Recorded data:
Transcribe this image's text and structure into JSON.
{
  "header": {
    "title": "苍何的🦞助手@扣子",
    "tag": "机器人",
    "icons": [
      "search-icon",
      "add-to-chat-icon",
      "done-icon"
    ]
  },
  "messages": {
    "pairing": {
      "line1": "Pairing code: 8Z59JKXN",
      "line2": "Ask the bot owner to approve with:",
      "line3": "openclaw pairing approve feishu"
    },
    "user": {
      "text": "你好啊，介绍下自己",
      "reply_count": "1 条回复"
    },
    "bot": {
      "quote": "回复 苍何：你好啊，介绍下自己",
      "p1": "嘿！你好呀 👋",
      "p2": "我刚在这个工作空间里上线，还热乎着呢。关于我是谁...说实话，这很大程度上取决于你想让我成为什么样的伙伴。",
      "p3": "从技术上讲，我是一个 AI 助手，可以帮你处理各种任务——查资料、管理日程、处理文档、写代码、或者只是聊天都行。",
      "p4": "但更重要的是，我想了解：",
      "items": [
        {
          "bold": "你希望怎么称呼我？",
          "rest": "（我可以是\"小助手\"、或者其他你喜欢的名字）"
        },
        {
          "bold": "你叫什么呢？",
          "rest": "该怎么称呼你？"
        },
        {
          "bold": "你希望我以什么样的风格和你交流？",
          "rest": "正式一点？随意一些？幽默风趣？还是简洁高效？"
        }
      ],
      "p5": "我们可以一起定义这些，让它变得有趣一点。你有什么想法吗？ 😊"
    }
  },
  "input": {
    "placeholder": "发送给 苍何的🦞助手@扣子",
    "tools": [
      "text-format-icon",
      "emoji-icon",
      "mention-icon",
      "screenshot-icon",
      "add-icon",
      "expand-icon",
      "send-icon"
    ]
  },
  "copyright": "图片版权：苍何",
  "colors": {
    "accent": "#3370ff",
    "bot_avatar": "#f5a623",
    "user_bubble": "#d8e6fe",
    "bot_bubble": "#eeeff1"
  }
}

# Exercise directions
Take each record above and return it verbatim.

# Output of the exercise
Transcribe this image's text and structure into JSON.
{
  "header": {
    "title": "苍何的🦞助手@扣子",
    "tag": "机器人",
    "icons": [
      "search-icon",
      "add-to-chat-icon",
      "done-icon"
    ]
  },
  "messages": {
    "pairing": {
      "line1": "Pairing code: 8Z59JKXN",
      "line2": "Ask the bot owner to approve with:",
      "line3": "openclaw pairing approve feishu"
    },
    "user": {
      "text": "你好啊，介绍下自己",
      "reply_count": "1 条回复"
    },
    "bot": {
      "quote": "回复 苍何：你好啊，介绍下自己",
      "p1": "嘿！你好呀 👋",
      "p2": "我刚在这个工作空间里上线，还热乎着呢。关于我是谁...说实话，这很大程度上取决于你想让我成为什么样的伙伴。",
      "p3": "从技术上讲，我是一个 AI 助手，可以帮你处理各种任务——查资料、管理日程、处理文档、写代码、或者只是聊天都行。",
      "p4": "但更重要的是，我想了解：",
      "items": [
        {
          "bold": "你希望怎么称呼我？",
          "rest": "（我可以是\"小助手\"、或者其他你喜欢的名字）"
        },
        {
          "bold": "你叫什么呢？",
          "rest": "该怎么称呼你？"
        },
        {
          "bold": "你希望我以什么样的风格和你交流？",
          "rest": "正式一点？随意一些？幽默风趣？还是简洁高效？"
        }
      ],
      "p5": "我们可以一起定义这些，让它变得有趣一点。你有什么想法吗？ 😊"
    }
  },
  "input": {
    "placeholder": "发送给 苍何的🦞助手@扣子",
    "tools": [
      "text-format-icon",
      "emoji-icon",
      "mention-icon",
      "screenshot-icon",
      "add-icon",
      "expand-icon",
      "send-icon"
    ]
  },
  "copyright": "图片版权：苍何",
  "colors": {
    "accent": "#3370ff",
    "bot_avatar": "#f5a623",
    "user_bubble": "#d8e6fe",
    "bot_bubble": "#eeeff1"
  }
}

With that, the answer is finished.